(Records from a data source)
-----

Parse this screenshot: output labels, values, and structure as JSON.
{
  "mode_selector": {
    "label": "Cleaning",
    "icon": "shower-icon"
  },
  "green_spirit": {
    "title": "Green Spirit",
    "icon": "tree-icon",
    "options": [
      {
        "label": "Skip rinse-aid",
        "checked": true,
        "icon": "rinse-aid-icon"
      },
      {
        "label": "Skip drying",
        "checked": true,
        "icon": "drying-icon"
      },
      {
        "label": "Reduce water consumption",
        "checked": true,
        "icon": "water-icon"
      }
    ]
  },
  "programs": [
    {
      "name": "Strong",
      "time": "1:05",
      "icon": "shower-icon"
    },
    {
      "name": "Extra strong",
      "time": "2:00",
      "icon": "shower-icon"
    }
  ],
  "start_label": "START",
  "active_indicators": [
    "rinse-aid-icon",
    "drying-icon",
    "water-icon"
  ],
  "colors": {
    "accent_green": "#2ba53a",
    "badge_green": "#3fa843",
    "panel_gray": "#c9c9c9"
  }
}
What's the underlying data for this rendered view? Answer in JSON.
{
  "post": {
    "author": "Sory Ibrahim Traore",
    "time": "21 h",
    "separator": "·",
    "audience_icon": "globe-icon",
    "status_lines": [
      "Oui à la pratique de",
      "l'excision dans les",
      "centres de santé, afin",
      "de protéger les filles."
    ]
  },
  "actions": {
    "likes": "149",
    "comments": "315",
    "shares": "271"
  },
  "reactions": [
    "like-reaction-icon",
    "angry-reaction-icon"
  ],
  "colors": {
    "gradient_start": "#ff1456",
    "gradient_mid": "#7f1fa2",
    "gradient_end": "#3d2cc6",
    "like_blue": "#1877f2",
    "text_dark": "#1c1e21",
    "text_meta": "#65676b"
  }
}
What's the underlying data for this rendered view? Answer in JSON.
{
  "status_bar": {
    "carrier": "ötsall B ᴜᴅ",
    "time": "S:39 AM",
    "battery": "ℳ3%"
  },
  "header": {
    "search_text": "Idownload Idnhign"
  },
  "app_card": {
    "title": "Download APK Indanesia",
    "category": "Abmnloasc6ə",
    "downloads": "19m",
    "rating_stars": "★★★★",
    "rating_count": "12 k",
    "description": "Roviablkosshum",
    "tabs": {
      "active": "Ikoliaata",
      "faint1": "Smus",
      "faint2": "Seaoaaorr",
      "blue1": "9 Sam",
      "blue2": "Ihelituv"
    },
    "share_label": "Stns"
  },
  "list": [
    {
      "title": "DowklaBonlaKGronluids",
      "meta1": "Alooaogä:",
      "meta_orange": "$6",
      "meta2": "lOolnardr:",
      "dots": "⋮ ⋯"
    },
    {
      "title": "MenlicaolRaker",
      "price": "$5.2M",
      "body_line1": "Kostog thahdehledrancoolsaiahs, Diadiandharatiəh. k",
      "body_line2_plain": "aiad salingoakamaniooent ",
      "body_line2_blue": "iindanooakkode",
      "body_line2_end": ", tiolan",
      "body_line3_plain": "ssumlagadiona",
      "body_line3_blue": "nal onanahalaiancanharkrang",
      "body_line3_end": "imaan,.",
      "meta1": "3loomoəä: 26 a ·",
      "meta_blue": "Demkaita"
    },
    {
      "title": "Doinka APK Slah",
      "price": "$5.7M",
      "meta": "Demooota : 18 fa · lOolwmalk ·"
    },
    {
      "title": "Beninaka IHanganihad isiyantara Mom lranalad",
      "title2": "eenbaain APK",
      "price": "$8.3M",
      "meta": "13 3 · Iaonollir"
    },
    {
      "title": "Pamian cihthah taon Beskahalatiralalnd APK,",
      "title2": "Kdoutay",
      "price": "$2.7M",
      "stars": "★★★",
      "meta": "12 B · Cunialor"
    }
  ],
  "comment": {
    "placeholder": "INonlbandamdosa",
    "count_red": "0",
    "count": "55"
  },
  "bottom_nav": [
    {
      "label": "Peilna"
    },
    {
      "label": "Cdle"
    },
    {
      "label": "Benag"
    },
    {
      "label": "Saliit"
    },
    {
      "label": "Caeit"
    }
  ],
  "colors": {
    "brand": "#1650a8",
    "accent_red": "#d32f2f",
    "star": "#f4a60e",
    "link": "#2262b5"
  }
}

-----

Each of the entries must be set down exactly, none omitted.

◆ Task output
Parse this screenshot: output labels, values, and structure as JSON.
{
  "mode_selector": {
    "label": "Cleaning",
    "icon": "shower-icon"
  },
  "green_spirit": {
    "title": "Green Spirit",
    "icon": "tree-icon",
    "options": [
      {
        "label": "Skip rinse-aid",
        "checked": true,
        "icon": "rinse-aid-icon"
      },
      {
        "label": "Skip drying",
        "checked": true,
        "icon": "drying-icon"
      },
      {
        "label": "Reduce water consumption",
        "checked": true,
        "icon": "water-icon"
      }
    ]
  },
  "programs": [
    {
      "name": "Strong",
      "time": "1:05",
      "icon": "shower-icon"
    },
    {
      "name": "Extra strong",
      "time": "2:00",
      "icon": "shower-icon"
    }
  ],
  "start_label": "START",
  "active_indicators": [
    "rinse-aid-icon",
    "drying-icon",
    "water-icon"
  ],
  "colors": {
    "accent_green": "#2ba53a",
    "badge_green": "#3fa843",
    "panel_gray": "#c9c9c9"
  }
}
What's the underlying data for this rendered view? Answer in JSON.
{
  "post": {
    "author": "Sory Ibrahim Traore",
    "time": "21 h",
    "separator": "·",
    "audience_icon": "globe-icon",
    "status_lines": [
      "Oui à la pratique de",
      "l'excision dans les",
      "centres de santé, afin",
      "de protéger les filles."
    ]
  },
  "actions": {
    "likes": "149",
    "comments": "315",
    "shares": "271"
  },
  "reactions": [
    "like-reaction-icon",
    "angry-reaction-icon"
  ],
  "colors": {
    "gradient_start": "#ff1456",
    "gradient_mid": "#7f1fa2",
    "gradient_end": "#3d2cc6",
    "like_blue": "#1877f2",
    "text_dark": "#1c1e21",
    "text_meta": "#65676b"
  }
}
What's the underlying data for this rendered view? Answer in JSON.
{
  "status_bar": {
    "carrier": "ötsall B ᴜᴅ",
    "time": "S:39 AM",
    "battery": "ℳ3%"
  },
  "header": {
    "search_text": "Idownload Idnhign"
  },
  "app_card": {
    "title": "Download APK Indanesia",
    "category": "Abmnloasc6ə",
    "downloads": "19m",
    "rating_stars": "★★★★",
    "rating_count": "12 k",
    "description": "Roviablkosshum",
    "tabs": {
      "active": "Ikoliaata",
      "faint1": "Smus",
      "faint2": "Seaoaaorr",
      "blue1": "9 Sam",
      "blue2": "Ihelituv"
    },
    "share_label": "Stns"
  },
  "list": [
    {
      "title": "DowklaBonlaKGronluids",
      "meta1": "Alooaogä:",
      "meta_orange": "$6",
      "meta2": "lOolnardr:",
      "dots": "⋮ ⋯"
    },
    {
      "title": "MenlicaolRaker",
      "price": "$5.2M",
      "body_line1": "Kostog thahdehledrancoolsaiahs, Diadiandharatiəh. k",
      "body_line2_plain": "aiad salingoakamaniooent ",
      "body_line2_blue": "iindanooakkode",
      "body_line2_end": ", tiolan",
      "body_line3_plain": "ssumlagadiona",
      "body_line3_blue": "nal onanahalaiancanharkrang",
      "body_line3_end": "imaan,.",
      "meta1": "3loomoəä: 26 a ·",
      "meta_blue": "Demkaita"
    },
    {
      "title": "Doinka APK Slah",
      "price": "$5.7M",
      "meta": "Demooota : 18 fa · lOolwmalk ·"
    },
    {
      "title": "Beninaka IHanganihad isiyantara Mom lranalad",
      "title2": "eenbaain APK",
      "price": "$8.3M",
      "meta": "13 3 · Iaonollir"
    },
    {
      "title": "Pamian cihthah taon Beskahalatiralalnd APK,",
      "title2": "Kdoutay",
      "price": "$2.7M",
      "stars": "★★★",
      "meta": "12 B · Cunialor"
    }
  ],
  "comment": {
    "placeholder": "INonlbandamdosa",
    "count_red": "0",
    "count": "55"
  },
  "bottom_nav": [
    {
      "label": "Peilna"
    },
    {
      "label": "Cdle"
    },
    {
      "label": "Benag"
    },
    {
      "label": "Saliit"
    },
    {
      "label": "Caeit"
    }
  ],
  "colors": {
    "brand": "#1650a8",
    "accent_red": "#d32f2f",
    "star": "#f4a60e",
    "link": "#2262b5"
  }
}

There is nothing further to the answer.